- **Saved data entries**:
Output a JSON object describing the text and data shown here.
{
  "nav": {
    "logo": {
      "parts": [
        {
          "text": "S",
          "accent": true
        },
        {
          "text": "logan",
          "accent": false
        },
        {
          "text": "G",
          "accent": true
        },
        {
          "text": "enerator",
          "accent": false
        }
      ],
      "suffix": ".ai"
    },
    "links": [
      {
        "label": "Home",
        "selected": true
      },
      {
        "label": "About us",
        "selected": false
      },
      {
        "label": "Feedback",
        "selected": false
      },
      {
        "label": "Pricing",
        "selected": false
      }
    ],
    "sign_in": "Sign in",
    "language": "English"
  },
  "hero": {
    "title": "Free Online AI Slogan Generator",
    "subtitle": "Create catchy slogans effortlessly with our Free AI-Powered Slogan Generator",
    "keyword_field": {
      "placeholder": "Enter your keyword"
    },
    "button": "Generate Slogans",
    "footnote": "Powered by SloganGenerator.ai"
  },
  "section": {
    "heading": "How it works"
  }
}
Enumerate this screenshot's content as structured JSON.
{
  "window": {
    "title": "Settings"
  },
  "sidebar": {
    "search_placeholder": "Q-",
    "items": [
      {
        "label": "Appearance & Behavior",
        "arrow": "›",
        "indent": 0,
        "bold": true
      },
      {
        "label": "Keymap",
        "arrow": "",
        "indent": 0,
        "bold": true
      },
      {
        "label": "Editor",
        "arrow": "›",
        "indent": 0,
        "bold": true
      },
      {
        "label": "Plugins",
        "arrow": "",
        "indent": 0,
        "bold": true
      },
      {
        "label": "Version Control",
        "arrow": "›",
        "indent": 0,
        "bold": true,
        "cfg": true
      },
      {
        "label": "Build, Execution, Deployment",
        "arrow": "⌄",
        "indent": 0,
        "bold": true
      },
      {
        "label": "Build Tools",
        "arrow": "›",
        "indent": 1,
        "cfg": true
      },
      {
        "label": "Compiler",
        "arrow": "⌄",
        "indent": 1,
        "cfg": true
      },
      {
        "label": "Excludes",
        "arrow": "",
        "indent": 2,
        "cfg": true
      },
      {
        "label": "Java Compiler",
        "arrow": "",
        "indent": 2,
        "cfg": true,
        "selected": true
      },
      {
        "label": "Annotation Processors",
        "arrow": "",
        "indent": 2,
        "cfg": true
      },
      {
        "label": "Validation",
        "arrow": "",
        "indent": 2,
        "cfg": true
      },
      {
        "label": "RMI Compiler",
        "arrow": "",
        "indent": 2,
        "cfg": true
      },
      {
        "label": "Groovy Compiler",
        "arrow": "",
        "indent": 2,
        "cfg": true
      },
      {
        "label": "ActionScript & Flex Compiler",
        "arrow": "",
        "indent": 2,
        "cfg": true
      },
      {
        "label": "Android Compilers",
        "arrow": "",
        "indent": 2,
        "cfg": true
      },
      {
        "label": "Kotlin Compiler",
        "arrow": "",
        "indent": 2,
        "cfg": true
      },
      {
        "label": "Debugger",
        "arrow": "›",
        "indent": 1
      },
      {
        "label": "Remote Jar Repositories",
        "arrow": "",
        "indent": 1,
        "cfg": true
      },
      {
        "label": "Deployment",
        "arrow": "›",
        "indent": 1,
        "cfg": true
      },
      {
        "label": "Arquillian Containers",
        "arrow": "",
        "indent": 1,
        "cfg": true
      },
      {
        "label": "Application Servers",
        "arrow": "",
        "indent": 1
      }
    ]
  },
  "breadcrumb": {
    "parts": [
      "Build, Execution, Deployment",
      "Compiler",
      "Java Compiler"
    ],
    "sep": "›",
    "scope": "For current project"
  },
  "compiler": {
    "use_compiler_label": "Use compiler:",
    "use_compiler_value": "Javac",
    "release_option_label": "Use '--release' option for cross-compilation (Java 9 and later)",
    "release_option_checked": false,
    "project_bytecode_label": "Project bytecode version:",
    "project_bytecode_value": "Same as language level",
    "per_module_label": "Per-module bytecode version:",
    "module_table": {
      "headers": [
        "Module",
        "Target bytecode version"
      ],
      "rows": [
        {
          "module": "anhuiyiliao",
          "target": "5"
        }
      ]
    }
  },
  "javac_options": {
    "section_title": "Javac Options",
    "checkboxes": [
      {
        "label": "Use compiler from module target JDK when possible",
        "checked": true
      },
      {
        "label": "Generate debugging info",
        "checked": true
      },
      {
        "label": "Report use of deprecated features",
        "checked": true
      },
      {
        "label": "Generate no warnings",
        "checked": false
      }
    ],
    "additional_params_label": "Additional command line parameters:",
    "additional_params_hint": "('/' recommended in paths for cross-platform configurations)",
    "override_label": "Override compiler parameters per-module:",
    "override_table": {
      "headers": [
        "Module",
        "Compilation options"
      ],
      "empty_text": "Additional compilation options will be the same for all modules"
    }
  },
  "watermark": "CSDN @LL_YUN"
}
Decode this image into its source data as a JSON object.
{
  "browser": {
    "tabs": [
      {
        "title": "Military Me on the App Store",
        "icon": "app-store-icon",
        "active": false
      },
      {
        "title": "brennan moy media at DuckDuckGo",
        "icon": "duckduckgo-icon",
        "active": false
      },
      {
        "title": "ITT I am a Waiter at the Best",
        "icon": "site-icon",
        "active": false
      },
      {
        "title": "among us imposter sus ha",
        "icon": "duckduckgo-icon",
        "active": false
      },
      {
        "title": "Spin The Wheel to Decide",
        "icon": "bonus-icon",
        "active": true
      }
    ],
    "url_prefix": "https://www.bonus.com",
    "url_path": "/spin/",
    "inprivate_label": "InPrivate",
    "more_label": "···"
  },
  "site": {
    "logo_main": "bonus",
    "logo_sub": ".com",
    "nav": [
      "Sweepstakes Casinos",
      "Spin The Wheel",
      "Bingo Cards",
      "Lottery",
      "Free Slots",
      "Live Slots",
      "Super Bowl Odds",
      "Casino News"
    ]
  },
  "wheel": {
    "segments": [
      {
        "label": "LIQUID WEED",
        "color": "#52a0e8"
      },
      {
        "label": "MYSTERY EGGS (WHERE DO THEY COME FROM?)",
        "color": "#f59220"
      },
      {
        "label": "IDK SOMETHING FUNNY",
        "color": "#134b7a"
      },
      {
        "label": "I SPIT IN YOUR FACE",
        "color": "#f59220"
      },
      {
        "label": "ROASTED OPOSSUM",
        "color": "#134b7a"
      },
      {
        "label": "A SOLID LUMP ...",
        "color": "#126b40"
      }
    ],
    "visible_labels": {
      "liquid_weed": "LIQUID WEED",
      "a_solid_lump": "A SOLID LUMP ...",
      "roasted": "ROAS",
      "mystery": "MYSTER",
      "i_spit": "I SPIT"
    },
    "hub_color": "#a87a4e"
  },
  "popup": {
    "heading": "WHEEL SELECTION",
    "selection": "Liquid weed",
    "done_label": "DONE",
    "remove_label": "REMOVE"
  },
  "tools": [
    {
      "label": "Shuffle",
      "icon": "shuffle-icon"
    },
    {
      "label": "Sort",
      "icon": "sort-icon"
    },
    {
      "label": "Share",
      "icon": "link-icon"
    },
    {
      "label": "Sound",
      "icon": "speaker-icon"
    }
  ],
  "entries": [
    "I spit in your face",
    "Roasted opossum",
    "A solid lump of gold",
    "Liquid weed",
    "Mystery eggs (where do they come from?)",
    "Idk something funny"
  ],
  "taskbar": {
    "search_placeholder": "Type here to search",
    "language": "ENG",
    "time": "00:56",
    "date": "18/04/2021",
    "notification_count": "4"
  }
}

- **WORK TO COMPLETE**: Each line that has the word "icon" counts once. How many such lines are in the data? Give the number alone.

- **RESPONSE BELOW**: 9